Climate change also impacts agriculture and the subsequent availability of food. The food crisis of the mid 1970’s sparked a detailed analysis into the relationship between hunger, famine and environmental causes, such as drought, flooding and land degradation. [30] It is now well recognised that such events can tip already vulnerable local societies into acute distress. Almost 800 million people in the developing world do not have enough to eat, and a further 3 million in the industrialised countries and economies in transition also suffer from chronic food insecurity [31] . Poor or insufficient nutrition can eventually lead to sever health problems such as gastro-intestinal infections, measles and malaria [32] .

In discussions of the possible links between environment and security we often find reference to water. It is essential to human survival, has value in economic terms, and sometimes strategic significance. Nonetheless, in 1999 it was reported that 20% of the world’s population already lacks access to safe drinking water [33] . Water pollution can be extremely harmful both in terms of health and economy; not only does it further reduce the availability of clean drinking water, but it could also cause extensive damage to marine life and severely hurt the economy, as we saw in the 2010 BP oil spill [34] . At the P-7 conference in 2000, delegates from the poorest nations gathered and called for water to be treated as a fundamental human right, not as a market commodity [35] . Not only does water scarcity lead to health issues, a human security issue, but it also can lead to violent conflict if nations are in competition over the resource, thus becoming a national security issue. Indeed, damage to, or degradation of, the environment results in resource depletion which, on the one hand, causes civil unrest, leading to conflict, while, on the other, causes famine and illness, threatening human security, or welfare.
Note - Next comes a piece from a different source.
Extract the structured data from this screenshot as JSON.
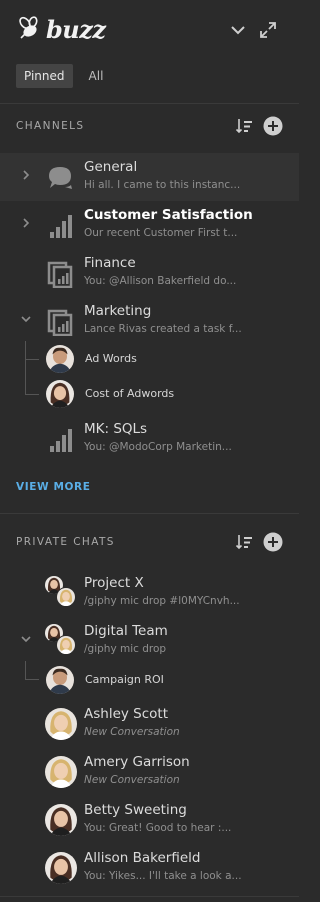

Traditionally the term Security was used to mean State Security, but with the fall of the Soviet Union security studies has expanded to include other threats including environmental damage. However, so far, emphasis has been placed on environmental change as cause of violent conflict, due to competition over resources or territory, but there are other possible implications, such as the effect it has on Human Security. To understand environmental damage as a security threat- in that it poses a threat to human security or welfare- we must move away from the traditional view that security is a state-centric, military led, affair. While it may be true that environmental damage can lead to conflict, albeit in conjunction with other factors, we should also be looking at how damage to the environment affects people. As mentioned in the UNDP in 1994, Human security is not a concern with weapons – it is a concern with human life and dignity [36] . Everyone has the right to live a life free from insecurity. It can be argued that environmental damage is a constant security issue for some nation-states, communities and individuals. Not only can it lead to violent conflict, and threaten national security but it can also threaten human life and welfare. Some damage, such as climate change, poses cultural, health, and life-threatening risks comparable to the impact of warfare. We often see security threats as those which come from other states, involve the military and concern national security; however, environmental damage can become a threat to security, indeed, for many states it can be the most serious security problem that these countries face, because it directly threatens their life and their wellbeing.